NC: We have all seen the human impact of COVID-19. It has impacted everyone, no matter where they live. Globally, we have surpassed 1.5 million deaths, a number that 10 months ago seemed unimaginable to most people. The value of disease prevention to society is more apparent than ever, and so, the awareness of the COVID-19 vaccine is so high among the public. I haven’t witnessed anything like it, and it gives so much meaning to every day at work — as we all rally around a unified purpose.

But this also comes with challenges; expectations and hopes from everyone are so high. The whole world is looking at the pharmaceutical industry to help find solutions. This pressure can feel intense at times, but it is our duty to respond and also a great privilege. As our CEO said early on, “If not us, then who?”

“This is our shot to reduce health disparities and help ensure the sustainability of our health systems. I hope we take it.”

WM: Throughout your career, you’ve pushed for greater access to vaccines in developing countries. What are the biggest challenges that we, as a global community, face in furthering this goal?

NC: Vaccines are one of the most successful preventative health tools of all time, second only to clean water. As a leader, I feel a profound sense of responsibility to ensure that everyone who needs a vaccine can access it, no matter where they live.

Barriers to vaccination are complex and varied. I have already touched on vaccine hesitancy. In developing countries, we must consider different challenges like infrastructure and cost. Covax is a very recent example of how the global community is coming together to overcome these barriers. This is a landmark collaboration that is being coordinated by Gavi, the Vaccine Alliance, the Coalition for Epidemic Preparedness Innovations, and the WHO to support finding successful COVID-19 vaccines, and to ensure these can be rapidly — and equitably — distributed worldwide.

WM: With so much focus on the coronavirus, how have you managed to continue work on other vaccines?

NC: Thankfully, we have incredible colleagues around the world who haven’t missed a beat when it comes to our broader vaccines work. We’re fortunate at Pfizer to have the scale and resources to be able to do both — to help address the pandemic and keep advancing our vaccine efforts aimed at other infectious diseases.
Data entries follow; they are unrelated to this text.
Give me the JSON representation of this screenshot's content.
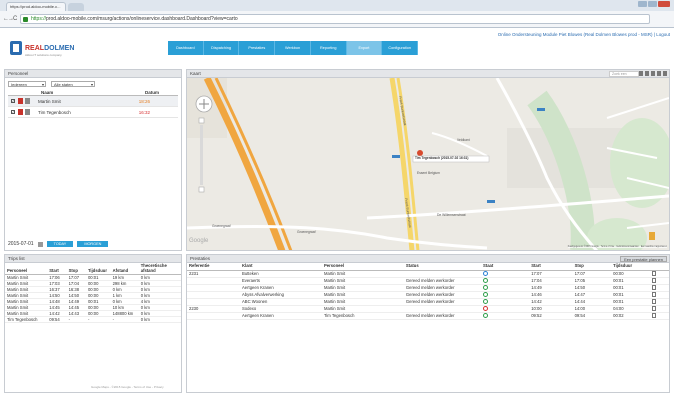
{
  "browser": {
    "tab_title": "https://prod.aldoo-mobile.c...",
    "url_secure": "https://",
    "url_rest": "prod.aldoo-mobile.com/msurg/actions/onlineservice.dashboard.Dashboard?view=carto"
  },
  "brand": {
    "name_main": "REAL",
    "name_accent": "DOLMEN",
    "tagline": "Aldoo.IT solutions company"
  },
  "top_links": "Online Ondersteuning   Module   Piet Blowes (Real Dolmen Blowes prod - MSR)  |  Logout",
  "nav": [
    "Dashboard",
    "Dispatching",
    "Prestaties",
    "Werkbon",
    "Reporting",
    "Export",
    "Configuration"
  ],
  "nav_active": 5,
  "personeel": {
    "title": "Personeel",
    "filter1": "Iedereen",
    "filter2": "Alle staten",
    "col_name": "Naam",
    "col_date": "Datum",
    "rows": [
      {
        "check": "✓",
        "name": "Martin Smit",
        "date": "18:26",
        "red": false
      },
      {
        "check": "✓",
        "name": "Tim Tegenbosch",
        "date": "16:32",
        "red": true
      }
    ],
    "date": "2015-07-01",
    "btn_today": "TODAY",
    "btn_tomorrow": "MORGEN"
  },
  "kaart": {
    "title": "Kaart",
    "search_placeholder": "Zoek een voorwaarde",
    "popup": "Tim Tegenbosch (2015-07-02 16:31)",
    "labels": {
      "road1": "Frank Buntwetstraat",
      "road2": "Frank Buntwetstraat",
      "street1": "Veldkant",
      "street2": "De Willemsenstraat",
      "street3": "Essent Belgium",
      "street4": "Groenegraaf",
      "street5": "Groenegraaf",
      "google": "Google",
      "attrib": "Kaartgegevens ©2015 Google · Terms of Use · Gebruiksvoorwaarden · Een kaartfout rapporteren"
    }
  },
  "trips": {
    "title": "Trips list",
    "headers": [
      "Personeel",
      "Start",
      "Stop",
      "Tijdsduur",
      "Afstand",
      "Theoretische afstand"
    ],
    "rows": [
      [
        "Martin Smit",
        "17:06",
        "17:07",
        "00:01",
        "19 km",
        "0 km"
      ],
      [
        "Martin Smit",
        "17:03",
        "17:04",
        "00:00",
        "298 km",
        "0 km"
      ],
      [
        "Martin Smit",
        "16:37",
        "16:38",
        "00:00",
        "0 km",
        "0 km"
      ],
      [
        "Martin Smit",
        "14:50",
        "14:50",
        "00:00",
        "1 km",
        "0 km"
      ],
      [
        "Martin Smit",
        "14:48",
        "14:49",
        "00:01",
        "0 km",
        "4 km"
      ],
      [
        "Martin Smit",
        "14:45",
        "14:45",
        "00:00",
        "10 km",
        "0 km"
      ],
      [
        "Martin Smit",
        "14:42",
        "14:43",
        "00:00",
        "148800 km",
        "0 km"
      ],
      [
        "Tim Tegenbosch",
        "09:54",
        "-",
        "-",
        "-",
        "0 km"
      ]
    ],
    "copyright": "Google Maps - ©2015 Google - Terms of Use - Privacy"
  },
  "prestaties": {
    "title": "Prestaties",
    "plan_button": "Een prestatie plannen",
    "headers": [
      "Referentie",
      "Klant",
      "Personeel",
      "Status",
      "Staat",
      "Start",
      "Stop",
      "Tijdsduur"
    ],
    "rows": [
      {
        "ref": "2231",
        "klant": "Butteken",
        "pers": "Martin Smit",
        "status": "",
        "staat": "blue",
        "start": "17:07",
        "stop": "17:07",
        "duur": "00:00"
      },
      {
        "ref": "",
        "klant": "Everaerts",
        "pers": "Martin Smit",
        "status": "Gereed melden werkorder",
        "staat": "green",
        "start": "17:04",
        "stop": "17:05",
        "duur": "00:01"
      },
      {
        "ref": "",
        "klant": "Aertgeen Kranen",
        "pers": "Martin Smit",
        "status": "Gereed melden werkorder",
        "staat": "green",
        "start": "14:49",
        "stop": "14:50",
        "duur": "00:01"
      },
      {
        "ref": "",
        "klant": "Abyss Afvalverwerking",
        "pers": "Martin Smit",
        "status": "Gereed melden werkorder",
        "staat": "green",
        "start": "14:46",
        "stop": "14:47",
        "duur": "00:01"
      },
      {
        "ref": "",
        "klant": "ABC Woonen",
        "pers": "Martin Smit",
        "status": "Gereed melden werkorder",
        "staat": "green",
        "start": "14:42",
        "stop": "14:44",
        "duur": "00:01"
      },
      {
        "ref": "2230",
        "klant": "Sodexo",
        "pers": "Martin Smit",
        "status": "",
        "staat": "red",
        "start": "10:00",
        "stop": "14:00",
        "duur": "04:00"
      },
      {
        "ref": "",
        "klant": "Aertgeen Kranen",
        "pers": "Tim Tegenbosch",
        "status": "Gereed melden werkorder",
        "staat": "green",
        "start": "09:52",
        "stop": "09:54",
        "duur": "00:02"
      }
    ]
  },
  "colors": {
    "accent": "#2a9fd6",
    "brand": "#2b6cb0",
    "alert": "#d63031",
    "ok": "#2e9e4a"
  }
}
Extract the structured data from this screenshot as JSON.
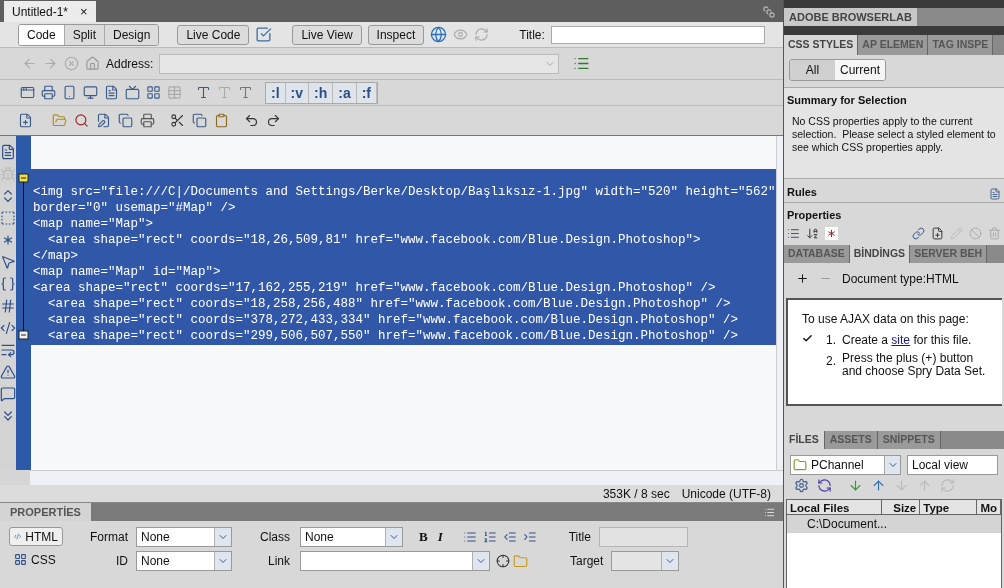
{
  "document_tab": {
    "title": "Untitled-1*",
    "close": "×"
  },
  "view_buttons": [
    {
      "label": "Code",
      "selected": true
    },
    {
      "label": "Split",
      "selected": false
    },
    {
      "label": "Design",
      "selected": false
    }
  ],
  "live_code": "Live Code",
  "live_view": "Live View",
  "inspect": "Inspect",
  "title_label": "Title:",
  "address_label": "Address:",
  "style_buttons": [
    ":l",
    ":v",
    ":h",
    ":a",
    ":f"
  ],
  "code_lines": [
    "<img src=\"file:///C|/Documents and Settings/Berke/Desktop/Başlıksız-1.jpg\" width=\"520\" height=\"562\"",
    "border=\"0\" usemap=\"#Map\" />",
    "<map name=\"Map\">",
    "  <area shape=\"rect\" coords=\"18,26,509,81\" href=\"www.facebook.com/Blue.Design.Photoshop\">",
    "</map>",
    "<map name=\"Map\" id=\"Map\">",
    "<area shape=\"rect\" coords=\"17,162,255,219\" href=\"www.facebook.com/Blue.Design.Photoshop\" />",
    "  <area shape=\"rect\" coords=\"18,258,256,488\" href=\"www.facebook.com/Blue.Design.Photoshop\" />",
    "  <area shape=\"rect\" coords=\"378,272,433,334\" href=\"www.facebook.com/Blue.Design.Photoshop\" />",
    "  <area shape=\"rect\" coords=\"299,506,507,550\" href=\"www.facebook.com/Blue.Design.Photoshop\" />"
  ],
  "status": {
    "size": "353K / 8 sec",
    "encoding": "Unicode (UTF-8)"
  },
  "properties": {
    "title": "PROPERTİES",
    "modes": [
      {
        "label": "HTML",
        "selected": true
      },
      {
        "label": "CSS",
        "selected": false
      }
    ],
    "format_label": "Format",
    "format": "None",
    "id_label": "ID",
    "id": "None",
    "class_label": "Class",
    "class": "None",
    "link_label": "Link",
    "bold": "B",
    "italic": "I",
    "title_label": "Title",
    "target_label": "Target"
  },
  "browserlab": "ADOBE BROWSERLAB",
  "css_tabs": [
    {
      "label": "CSS STYLES",
      "selected": true
    },
    {
      "label": "AP ELEMEN",
      "selected": false
    },
    {
      "label": "TAG INSPE",
      "selected": false
    }
  ],
  "css_modes": [
    {
      "label": "All",
      "selected": false
    },
    {
      "label": "Current",
      "selected": true
    }
  ],
  "summary_title": "Summary for Selection",
  "summary_text": "No CSS properties apply to the current selection.  Please select a styled element to see which CSS properties apply.",
  "rules": "Rules",
  "properties_title": "Properties",
  "data_tabs": [
    {
      "label": "DATABASE",
      "selected": false
    },
    {
      "label": "BİNDİNGS",
      "selected": true
    },
    {
      "label": "SERVER BEH",
      "selected": false
    }
  ],
  "doc_type": "Document type:HTML",
  "ajax": {
    "intro": "To use AJAX data on this page:",
    "steps": [
      {
        "kind": "link",
        "number": "1.",
        "before": "Create a ",
        "link": "site",
        "after": " for this file.",
        "checked": true
      },
      {
        "kind": "plain",
        "number": "2.",
        "text": "Press the plus (+) button and choose Spry Data Set.",
        "checked": false
      }
    ]
  },
  "files_tabs": [
    {
      "label": "FİLES",
      "selected": true
    },
    {
      "label": "ASSETS",
      "selected": false
    },
    {
      "label": "SNİPPETS",
      "selected": false
    }
  ],
  "site": "PChannel",
  "view": "Local view",
  "files_columns": [
    "Local Files",
    "Size",
    "Type",
    "Mo"
  ],
  "files_rows": [
    {
      "name": "C:\\Document...",
      "selected": true
    }
  ]
}
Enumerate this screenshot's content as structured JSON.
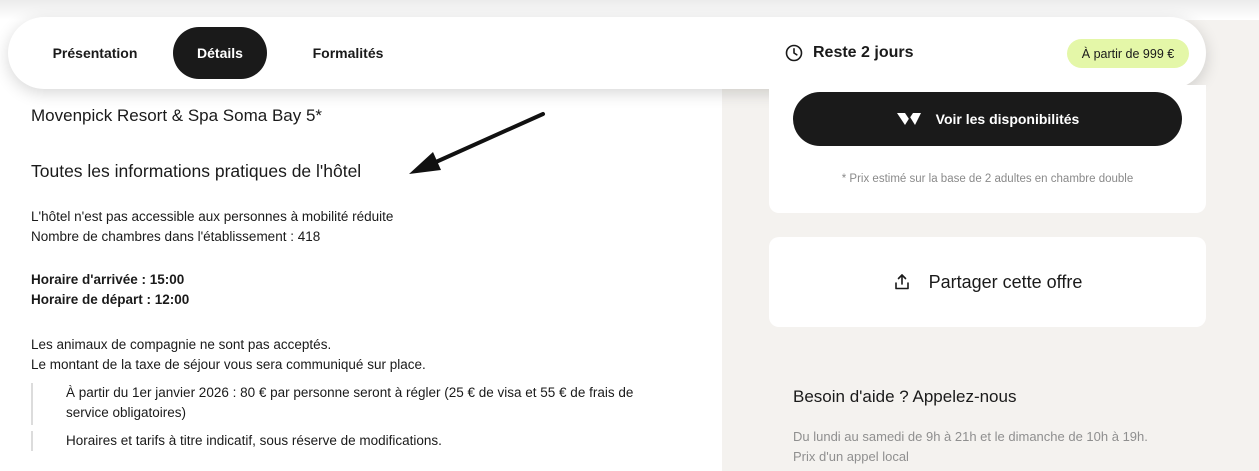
{
  "nav": {
    "tabs": [
      {
        "label": "Présentation"
      },
      {
        "label": "Détails"
      },
      {
        "label": "Formalités"
      }
    ],
    "countdown": "Reste 2 jours",
    "price_pill": "À partir de 999 €"
  },
  "content": {
    "hotel_name": "Movenpick Resort & Spa Soma Bay 5*",
    "section_title": "Toutes les informations pratiques de l'hôtel",
    "accessibility": "L'hôtel n'est pas accessible aux personnes à mobilité réduite",
    "rooms": "Nombre de chambres dans l'établissement : 418",
    "checkin": "Horaire d'arrivée : 15:00",
    "checkout": "Horaire de départ : 12:00",
    "pets": "Les animaux de compagnie ne sont pas acceptés.",
    "tax": "Le montant de la taxe de séjour vous sera communiqué sur place.",
    "notes": [
      {
        "line1": "À partir du 1er janvier 2026 : 80 € par personne seront à régler (25 € de visa et 55 € de frais de",
        "line2": "service obligatoires)"
      },
      {
        "line1": "Horaires et tarifs à titre indicatif, sous réserve de modifications."
      }
    ]
  },
  "sidebar": {
    "cta_label": "Voir les disponibilités",
    "price_note": "* Prix estimé sur la base de 2 adultes en chambre double",
    "share_label": "Partager cette offre",
    "help_title": "Besoin d'aide ? Appelez-nous",
    "help_hours": "Du lundi au samedi de 9h à 21h et le dimanche de 10h à 19h.",
    "help_cost": "Prix d'un appel local"
  },
  "icons": {
    "clock": "clock-icon",
    "brand": "brand-logo-icon",
    "share": "share-icon",
    "arrow": "annotation-arrow"
  },
  "colors": {
    "active_tab": "#1a1a1a",
    "price_pill_bg": "#e4f7a8",
    "sidebar_bg": "#f4f2ef"
  }
}
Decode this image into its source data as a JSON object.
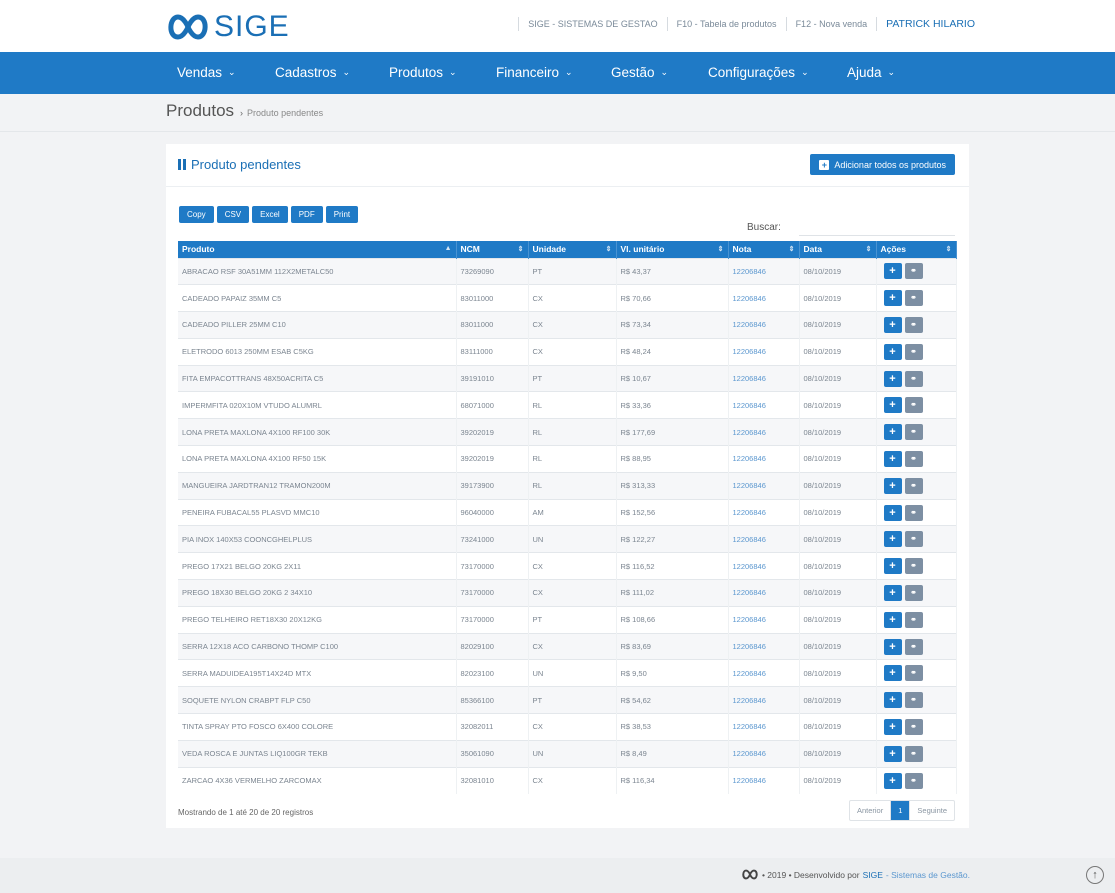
{
  "header": {
    "logo_text": "SIGE",
    "links": [
      "SIGE - SISTEMAS DE GESTAO",
      "F10 - Tabela de produtos",
      "F12 - Nova venda"
    ],
    "user": "PATRICK HILARIO"
  },
  "nav": {
    "items": [
      {
        "label": "Vendas"
      },
      {
        "label": "Cadastros"
      },
      {
        "label": "Produtos"
      },
      {
        "label": "Financeiro"
      },
      {
        "label": "Gestão"
      },
      {
        "label": "Configurações"
      },
      {
        "label": "Ajuda"
      }
    ]
  },
  "breadcrumb": {
    "title": "Produtos",
    "sep": "›",
    "current": "Produto pendentes"
  },
  "panel": {
    "title": "Produto pendentes",
    "add_all_label": "Adicionar todos os produtos",
    "export_buttons": [
      "Copy",
      "CSV",
      "Excel",
      "PDF",
      "Print"
    ],
    "search_label": "Buscar:",
    "search_value": ""
  },
  "table": {
    "columns": [
      "Produto",
      "NCM",
      "Unidade",
      "Vl. unitário",
      "Nota",
      "Data",
      "Ações"
    ],
    "rows": [
      [
        "ABRACAO RSF 30A51MM 112X2METALC50",
        "73269090",
        "PT",
        "R$ 43,37",
        "12206846",
        "08/10/2019"
      ],
      [
        "CADEADO PAPAIZ 35MM C5",
        "83011000",
        "CX",
        "R$ 70,66",
        "12206846",
        "08/10/2019"
      ],
      [
        "CADEADO PILLER 25MM C10",
        "83011000",
        "CX",
        "R$ 73,34",
        "12206846",
        "08/10/2019"
      ],
      [
        "ELETRODO 6013 250MM ESAB C5KG",
        "83111000",
        "CX",
        "R$ 48,24",
        "12206846",
        "08/10/2019"
      ],
      [
        "FITA EMPACOTTRANS 48X50ACRITA C5",
        "39191010",
        "PT",
        "R$ 10,67",
        "12206846",
        "08/10/2019"
      ],
      [
        "IMPERMFITA 020X10M VTUDO ALUMRL",
        "68071000",
        "RL",
        "R$ 33,36",
        "12206846",
        "08/10/2019"
      ],
      [
        "LONA PRETA MAXLONA 4X100 RF100 30K",
        "39202019",
        "RL",
        "R$ 177,69",
        "12206846",
        "08/10/2019"
      ],
      [
        "LONA PRETA MAXLONA 4X100 RF50 15K",
        "39202019",
        "RL",
        "R$ 88,95",
        "12206846",
        "08/10/2019"
      ],
      [
        "MANGUEIRA JARDTRAN12 TRAMON200M",
        "39173900",
        "RL",
        "R$ 313,33",
        "12206846",
        "08/10/2019"
      ],
      [
        "PENEIRA FUBACAL55 PLASVD MMC10",
        "96040000",
        "AM",
        "R$ 152,56",
        "12206846",
        "08/10/2019"
      ],
      [
        "PIA INOX 140X53 COONCGHELPLUS",
        "73241000",
        "UN",
        "R$ 122,27",
        "12206846",
        "08/10/2019"
      ],
      [
        "PREGO 17X21 BELGO 20KG 2X11",
        "73170000",
        "CX",
        "R$ 116,52",
        "12206846",
        "08/10/2019"
      ],
      [
        "PREGO 18X30 BELGO 20KG 2 34X10",
        "73170000",
        "CX",
        "R$ 111,02",
        "12206846",
        "08/10/2019"
      ],
      [
        "PREGO TELHEIRO RET18X30 20X12KG",
        "73170000",
        "PT",
        "R$ 108,66",
        "12206846",
        "08/10/2019"
      ],
      [
        "SERRA 12X18 ACO CARBONO THOMP C100",
        "82029100",
        "CX",
        "R$ 83,69",
        "12206846",
        "08/10/2019"
      ],
      [
        "SERRA MADUIDEA195T14X24D MTX",
        "82023100",
        "UN",
        "R$ 9,50",
        "12206846",
        "08/10/2019"
      ],
      [
        "SOQUETE NYLON CRABPT FLP C50",
        "85366100",
        "PT",
        "R$ 54,62",
        "12206846",
        "08/10/2019"
      ],
      [
        "TINTA SPRAY PTO FOSCO 6X400 COLORE",
        "32082011",
        "CX",
        "R$ 38,53",
        "12206846",
        "08/10/2019"
      ],
      [
        "VEDA ROSCA E JUNTAS LIQ100GR TEKB",
        "35061090",
        "UN",
        "R$ 8,49",
        "12206846",
        "08/10/2019"
      ],
      [
        "ZARCAO 4X36 VERMELHO ZARCOMAX",
        "32081010",
        "CX",
        "R$ 116,34",
        "12206846",
        "08/10/2019"
      ]
    ]
  },
  "info": "Mostrando de 1 até 20 de 20 registros",
  "pager": {
    "prev": "Anterior",
    "current": "1",
    "next": "Seguinte"
  },
  "footer": {
    "year_text": "• 2019 • Desenvolvido por",
    "brand": "SIGE",
    "suffix": "- Sistemas de Gestão."
  },
  "colors": {
    "primary": "#1f7ac6",
    "secondary_action": "#7d8fa3"
  }
}
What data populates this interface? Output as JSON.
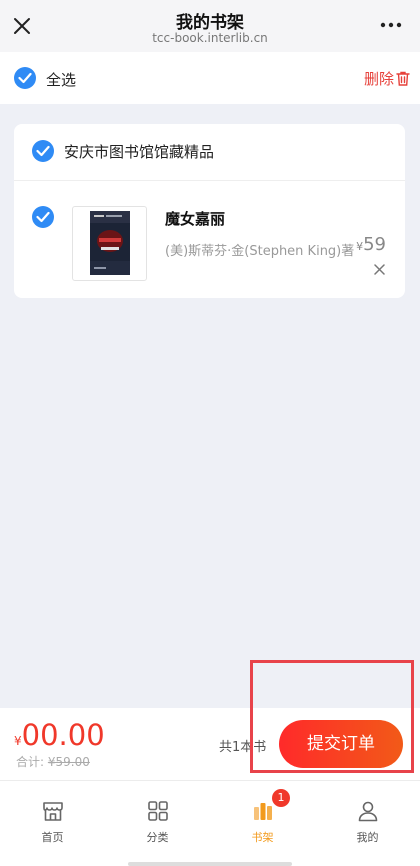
{
  "header": {
    "title": "我的书架",
    "url": "tcc-book.interlib.cn",
    "close_icon": "close-icon",
    "more_icon": "more-icon"
  },
  "select_bar": {
    "select_all_label": "全选",
    "delete_label": "删除",
    "delete_icon": "trash-icon"
  },
  "store": {
    "name": "安庆市图书馆馆藏精品",
    "items": [
      {
        "title": "魔女嘉丽",
        "author": "(美)斯蒂芬·金(Stephen King)著",
        "currency": "¥",
        "price": "59",
        "selected": true
      }
    ]
  },
  "checkout": {
    "currency": "¥",
    "total": "00.00",
    "subtotal_label": "合计:",
    "subtotal_value": "¥59.00",
    "count_text": "共1本书",
    "submit_label": "提交订单"
  },
  "tabbar": {
    "tabs": [
      {
        "label": "首页",
        "icon": "home-icon",
        "active": false
      },
      {
        "label": "分类",
        "icon": "category-icon",
        "active": false
      },
      {
        "label": "书架",
        "icon": "bookshelf-icon",
        "active": true,
        "badge": "1"
      },
      {
        "label": "我的",
        "icon": "user-icon",
        "active": false
      }
    ]
  },
  "colors": {
    "accent_blue": "#2f8bf5",
    "price_red": "#f0382a",
    "tab_active": "#f29a1c",
    "highlight_box": "#e8434a"
  }
}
In September, I had the opportunity to present our exciting vaccine pipeline at Pfizer’s investor day, and there was so much to talk about before even getting to COVID-19. I’m excited by the additional vaccine breakthroughs we are hoping to bring forward over the next five years and their potential to help protect people’s lives.

WM: Before completing your MBA, you obtained a doctorate in pharmacology at Penn and an undergraduate chemistry degree at Cornell. What led you to pursue an MBA? Was it always in the cards?

NC: I’ve had a passion for science and medicine for as long as I can remember. While I was at the University of Pennsylvania pursuing my doctorate, I was part of the pharmacology PhD program, but I had a growing interest in business and a curiosity about the kind of impact I could make outside of a research lab. I decided to enroll to pursue an MBA, in addition to my PhD. It wasn’t a conventional choice. But my long-term goal was to make a profound impact on global health — the same goal that drives me today — and I saw a path through the combination of science and business. Ultimately, I joined Pfizer because I believe the work we do to deliver breakthrough medicines and vaccines has the profound impact I was looking for.

WM: Is there anything we haven’t touched on that you’d like to mention?

NC: I want to end on a brief reflection on 2020. It was a year that will transform how we perceive preventative health care, but it should also be the year we convert this awareness to action and advocacy, in order to establish policies and build infrastructure that work to prevent disease. This is our shot to reduce health disparities and help ensure the sustainability of our health systems. I hope we take it.